Both sides now: new solar panels a clean energy revolution

Both Sides Now: New Solar Panels Promise a Clean Energy Revolution 

 

 When the U.K.’s largest subsidy-free solar farm opens later this year, there will be something a bit different about its panels: Unlike traditional panels that absorb energy on only one side, these panels will be absorbing sunlight from both sides.

The new solar farm in York, developed by Gridserve, uses “bifacial” modules, a technology that has become one of the fastest-growing trends in solar because it helps solar panels generate more electricity.

The 35-megawatt plant will generate enough power for 10,000 homes. “Bifacial panels are a no-brainer,” says Toddington Harper, chief executive of Gridserve. “In our opinion, they will be the panel of choice for the utility-scale market.” He estimates the solar farm will generate 20 percent more energy due to its combination of bifacial solar panels and trackers that enable each panel to follow the sun, compared with traditional static photovoltaic panels. http://bit.ly/2UaONg2

 

 

 

 

Climate change: Are you suffering from ‘eco-anxiety’?

Climate change: Are you suffering from ‘eco-anxiety’? 

 

 The headlines detailing extreme weather events seem to come at you day after day. Your social feed – and just stepping outside – alerts you to record temperatures being set. And yet, still, some people in positions of power deny its full impact.

Meanwhile, an academic paper on climate change – that is so grim it apparently resulted in people going to therapy – has gone viral, with some reports suggesting it has been downloaded more than 110,000 times.

In the words of the 16-year-old Swedish climate change activist Greta Thunberg, who founded the school strike for climate movement in 2018: “Adults keep saying, we owe it to the young people to give them hope. But I don’t want your hope, I don’t want you to be hopeful, I want you to panic.” Read More

 

Potential impacts of future heat waves on humans and wildlife — ScienceDaily

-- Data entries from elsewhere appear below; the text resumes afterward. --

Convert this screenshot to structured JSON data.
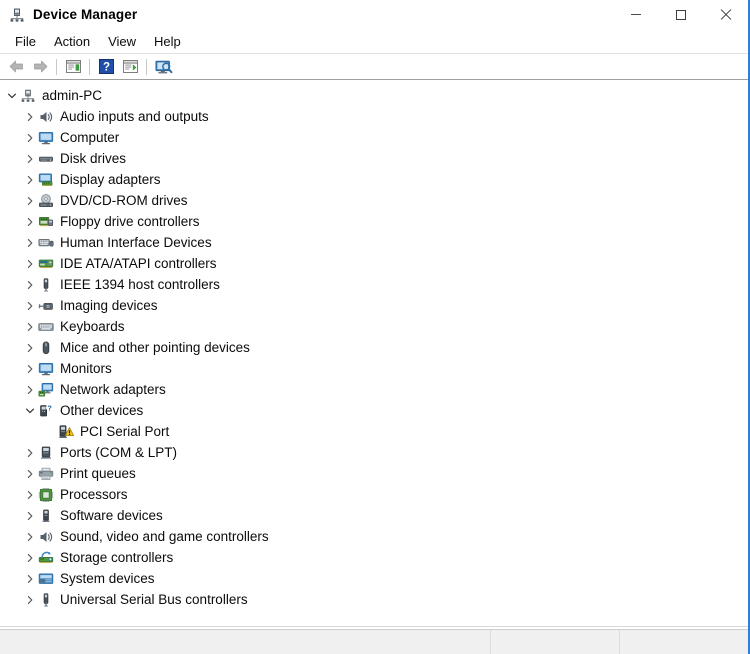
{
  "window": {
    "title": "Device Manager",
    "app_icon": "device-manager-icon",
    "accent_color": "#2f7fd1",
    "controls": [
      {
        "name": "minimize",
        "label": "Minimize",
        "glyph": "minimize-icon"
      },
      {
        "name": "maximize",
        "label": "Maximize",
        "glyph": "maximize-icon"
      },
      {
        "name": "close",
        "label": "Close",
        "glyph": "close-icon"
      }
    ]
  },
  "menubar": {
    "items": [
      {
        "label": "File"
      },
      {
        "label": "Action"
      },
      {
        "label": "View"
      },
      {
        "label": "Help"
      }
    ]
  },
  "toolbar": {
    "items": [
      {
        "name": "back-button",
        "icon": "back-arrow-icon",
        "enabled": false
      },
      {
        "name": "forward-button",
        "icon": "forward-arrow-icon",
        "enabled": false
      },
      {
        "name": "separator-1",
        "icon": "separator",
        "enabled": false
      },
      {
        "name": "properties-button",
        "icon": "properties-icon",
        "enabled": true
      },
      {
        "name": "separator-2",
        "icon": "separator",
        "enabled": false
      },
      {
        "name": "help-button",
        "icon": "help-question-icon",
        "enabled": true
      },
      {
        "name": "update-driver-button",
        "icon": "update-driver-icon",
        "enabled": true
      },
      {
        "name": "separator-3",
        "icon": "separator",
        "enabled": false
      },
      {
        "name": "scan-hardware-button",
        "icon": "scan-hardware-changes-icon",
        "enabled": true
      }
    ]
  },
  "tree": {
    "root": {
      "label": "admin-PC",
      "icon": "computer-root-icon",
      "expanded": true,
      "level": 0
    },
    "nodes": [
      {
        "label": "Audio inputs and outputs",
        "icon": "speaker-icon",
        "expanded": false,
        "level": 1,
        "has_children": true
      },
      {
        "label": "Computer",
        "icon": "monitor-icon",
        "expanded": false,
        "level": 1,
        "has_children": true
      },
      {
        "label": "Disk drives",
        "icon": "disk-drive-icon",
        "expanded": false,
        "level": 1,
        "has_children": true
      },
      {
        "label": "Display adapters",
        "icon": "display-adapter-icon",
        "expanded": false,
        "level": 1,
        "has_children": true
      },
      {
        "label": "DVD/CD-ROM drives",
        "icon": "optical-drive-icon",
        "expanded": false,
        "level": 1,
        "has_children": true
      },
      {
        "label": "Floppy drive controllers",
        "icon": "floppy-controller-icon",
        "expanded": false,
        "level": 1,
        "has_children": true
      },
      {
        "label": "Human Interface Devices",
        "icon": "hid-icon",
        "expanded": false,
        "level": 1,
        "has_children": true
      },
      {
        "label": "IDE ATA/ATAPI controllers",
        "icon": "ide-controller-icon",
        "expanded": false,
        "level": 1,
        "has_children": true
      },
      {
        "label": "IEEE 1394 host controllers",
        "icon": "firewire-icon",
        "expanded": false,
        "level": 1,
        "has_children": true
      },
      {
        "label": "Imaging devices",
        "icon": "camera-icon",
        "expanded": false,
        "level": 1,
        "has_children": true
      },
      {
        "label": "Keyboards",
        "icon": "keyboard-icon",
        "expanded": false,
        "level": 1,
        "has_children": true
      },
      {
        "label": "Mice and other pointing devices",
        "icon": "mouse-icon",
        "expanded": false,
        "level": 1,
        "has_children": true
      },
      {
        "label": "Monitors",
        "icon": "monitor-icon",
        "expanded": false,
        "level": 1,
        "has_children": true
      },
      {
        "label": "Network adapters",
        "icon": "network-adapter-icon",
        "expanded": false,
        "level": 1,
        "has_children": true
      },
      {
        "label": "Other devices",
        "icon": "other-devices-icon",
        "expanded": true,
        "level": 1,
        "has_children": true
      },
      {
        "label": "PCI Serial Port",
        "icon": "unknown-device-warning-icon",
        "expanded": false,
        "level": 2,
        "has_children": false,
        "warning": true
      },
      {
        "label": "Ports (COM & LPT)",
        "icon": "port-icon",
        "expanded": false,
        "level": 1,
        "has_children": true
      },
      {
        "label": "Print queues",
        "icon": "printer-icon",
        "expanded": false,
        "level": 1,
        "has_children": true
      },
      {
        "label": "Processors",
        "icon": "processor-icon",
        "expanded": false,
        "level": 1,
        "has_children": true
      },
      {
        "label": "Software devices",
        "icon": "software-device-icon",
        "expanded": false,
        "level": 1,
        "has_children": true
      },
      {
        "label": "Sound, video and game controllers",
        "icon": "speaker-icon",
        "expanded": false,
        "level": 1,
        "has_children": true
      },
      {
        "label": "Storage controllers",
        "icon": "storage-controller-icon",
        "expanded": false,
        "level": 1,
        "has_children": true
      },
      {
        "label": "System devices",
        "icon": "system-device-icon",
        "expanded": false,
        "level": 1,
        "has_children": true
      },
      {
        "label": "Universal Serial Bus controllers",
        "icon": "usb-controller-icon",
        "expanded": false,
        "level": 1,
        "has_children": true
      }
    ]
  },
  "statusbar": {
    "text": "",
    "panes": [
      "",
      "",
      ""
    ]
  }
}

Earth.jpgClimate change is often talked about in terms of averages, like the goal set by the Paris Agreement to limit the Earth’s temperature increase to 2 degrees Celsius. What such numbers fail to convey is that climate change will not only increase the world’s average temperature, it will also intensify extreme heat waves that even now are causing harm. A recent review paper describes the potential impacts of these worsening events on people and wildlife. http://bit.ly/2XUw9wa